News roundup: Ownership and value – art’s eternal questionsMay 1, 2018
Who owns an art work and how is its value decided? Often debated in the art world, these questions have been raised anew by some recent news stories.
Precedent has been set to answer the ownership question in the animal kingdom. According to the Ninth Circuit Court of Appeals, non-humans do not have the right to sue for copyright infringement. This ruling arises from a dispute between photographer David Slater and the monkey Naruto, who was represented in court by People for the Ethical Treatment of Animals (PETA). Naruto took a selfie using David Slater’s equipment and PETA claimed the monkey owned the rights to the image.
From selfies to self-portraits; Frida Kahlo’s art is famous for depicting the physical and emotional turbulence that characterized her life. The face and body that she so candidly depicted is now being sold by Matel in doll form as part of its Inspiring Women series. However, a temporary injunction against sales of the doll in Mexico has been won by Kahlo’s great-niece over claims that the dolls misrepresent the artist.
As the Guardian reports: “In a Twitter post, the family’s official account, @FridaKahlo, wrote that a Mexico City judge had ordered the Frida Kahlo Corporation to stop using the ‘brand, image and work of the illustrious painter Frida Kahlo’ without permission from the owner of the rights.”

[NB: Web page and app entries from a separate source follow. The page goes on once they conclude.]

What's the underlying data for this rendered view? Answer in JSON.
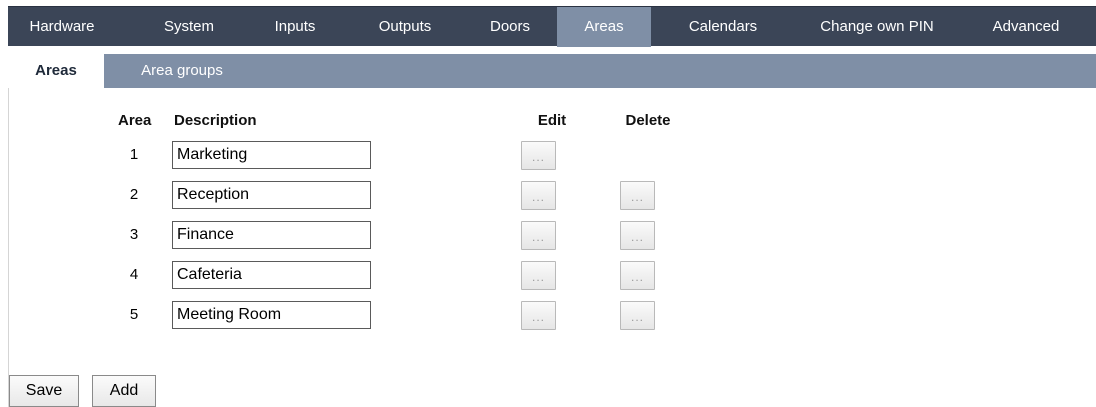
{
  "top_tabs": [
    "Hardware",
    "System",
    "Inputs",
    "Outputs",
    "Doors",
    "Areas",
    "Calendars",
    "Change own PIN",
    "Advanced"
  ],
  "sub_tabs": [
    "Areas",
    "Area groups"
  ],
  "table": {
    "headers": {
      "area": "Area",
      "description": "Description",
      "edit": "Edit",
      "delete": "Delete"
    },
    "rows": [
      {
        "area": "1",
        "description": "Marketing",
        "edit_label": "...",
        "delete_label": ""
      },
      {
        "area": "2",
        "description": "Reception",
        "edit_label": "...",
        "delete_label": "..."
      },
      {
        "area": "3",
        "description": "Finance",
        "edit_label": "...",
        "delete_label": "..."
      },
      {
        "area": "4",
        "description": "Cafeteria",
        "edit_label": "...",
        "delete_label": "..."
      },
      {
        "area": "5",
        "description": "Meeting Room",
        "edit_label": "...",
        "delete_label": "..."
      }
    ]
  },
  "buttons": {
    "save": "Save",
    "add": "Add"
  },
  "colors": {
    "nav_dark": "#3b4557",
    "nav_light": "#7f8fa6"
  }
}
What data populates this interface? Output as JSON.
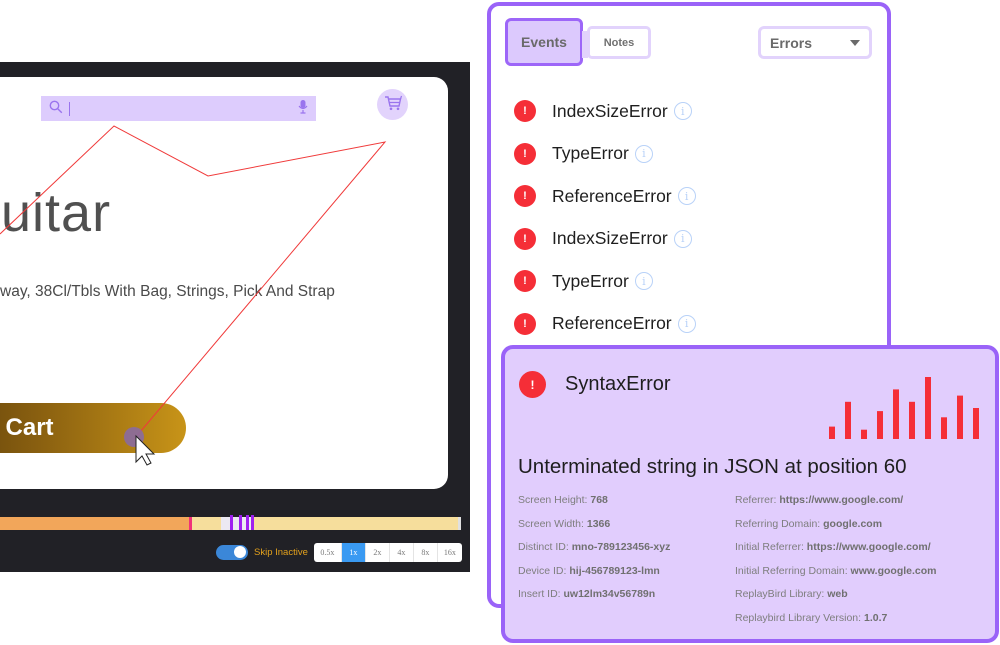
{
  "player": {
    "search": {
      "placeholder": "",
      "value": ""
    },
    "product": {
      "title": "Guitar",
      "description": "way, 38Cl/Tbls With Bag, Strings, Pick And Strap",
      "add_to_cart_label": "d To Cart"
    },
    "timeline": {
      "played_fraction": 0.41,
      "inactive_from": 0.48,
      "inactive_to": 0.55,
      "event_marks": [
        0.5,
        0.52,
        0.535,
        0.545
      ]
    },
    "controls": {
      "skip_inactive_label": "Skip Inactive",
      "skip_inactive_on": true,
      "speeds": [
        "0.5x",
        "1x",
        "2x",
        "4x",
        "8x",
        "16x"
      ],
      "active_speed": "1x"
    }
  },
  "panel": {
    "tabs": [
      {
        "label": "Events",
        "active": true
      },
      {
        "label": "Notes",
        "active": false
      }
    ],
    "filter": {
      "selected": "Errors"
    },
    "events": [
      {
        "name": "IndexSizeError",
        "icon": "error-icon"
      },
      {
        "name": "TypeError",
        "icon": "error-icon"
      },
      {
        "name": "ReferenceError",
        "icon": "error-icon"
      },
      {
        "name": "IndexSizeError",
        "icon": "error-icon"
      },
      {
        "name": "TypeError",
        "icon": "error-icon"
      },
      {
        "name": "ReferenceError",
        "icon": "error-icon"
      }
    ]
  },
  "detail": {
    "error_icon_glyph": "!",
    "title": "SyntaxError",
    "message": "Unterminated string in JSON at position 60",
    "sparkline": {
      "color": "#f52e37",
      "values": [
        2,
        6,
        1.5,
        4.5,
        8,
        6,
        10,
        3.5,
        7,
        5
      ]
    },
    "props_left": [
      {
        "label": "Screen Height: ",
        "value": "768"
      },
      {
        "label": "Screen Width: ",
        "value": "1366"
      },
      {
        "label": "Distinct ID: ",
        "value": "mno-789123456-xyz"
      },
      {
        "label": "Device ID: ",
        "value": "hij-456789123-lmn"
      },
      {
        "label": "Insert ID: ",
        "value": "uw12lm34v56789n"
      }
    ],
    "props_right": [
      {
        "label": "Referrer: ",
        "value": "https://www.google.com/"
      },
      {
        "label": "Referring Domain: ",
        "value": "google.com"
      },
      {
        "label": "Initial Referrer: ",
        "value": "https://www.google.com/"
      },
      {
        "label": "Initial Referring Domain: ",
        "value": "www.google.com"
      },
      {
        "label": "ReplayBird Library: ",
        "value": "web"
      },
      {
        "label": "Replaybird Library Version: ",
        "value": "1.0.7"
      }
    ]
  },
  "colors": {
    "accent": "#9a63f8",
    "accent_light": "#e1cdfd",
    "error": "#f52e37",
    "info": "#b9d2f8"
  }
}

The issue of who owns what is also raging in the world of historical artefacts. The U.K.’s Scotland Yard is working with the governments of Egypt and Sudan to create a database of pharaonic antiquities that have been traded or kept in collections since 1970. This is the year of UNESCO’s Convention on the Means of Prohibiting and Preventing the Illicit Import, Export and Transfer of Ownership of Cultural Property. The database, which will record 80,000 objects, is aimed at helping police and enforcement officers to track down provenance.
The German government is also investigating provenance, having provided grants to the German Lost Art Foundation. The funding will enable museums to research the provenance of artefacts from former colonies in cooperation with the countries of origin. The foundation, which mainly focuses on Nazi-looted art, will now look at the provenance of Germany’s ethnological collections.
In the art world it seems that value is not, like beauty, in the eye of the beholder. An artwork sold five years ago for US$ 626,000 and deemed “unexceptional” has gone up for sale with an estimate of three to four million pounds. The inflation is the result of expert analysis that revealed the painting is by Flemish master Peter Paul Rubens. The portrait, believed to be of Rubens’ daughter, will be sold at Christies in London in July.
A set of paintings that have dramatically lost value recently have now been removed from the Musée Terrus in France and handed over to the authorities. Around 80 of the museum’s 140 works by local painter Étienne Terrus are believed to be forgeries, or to have been falsely attributed to Terrus.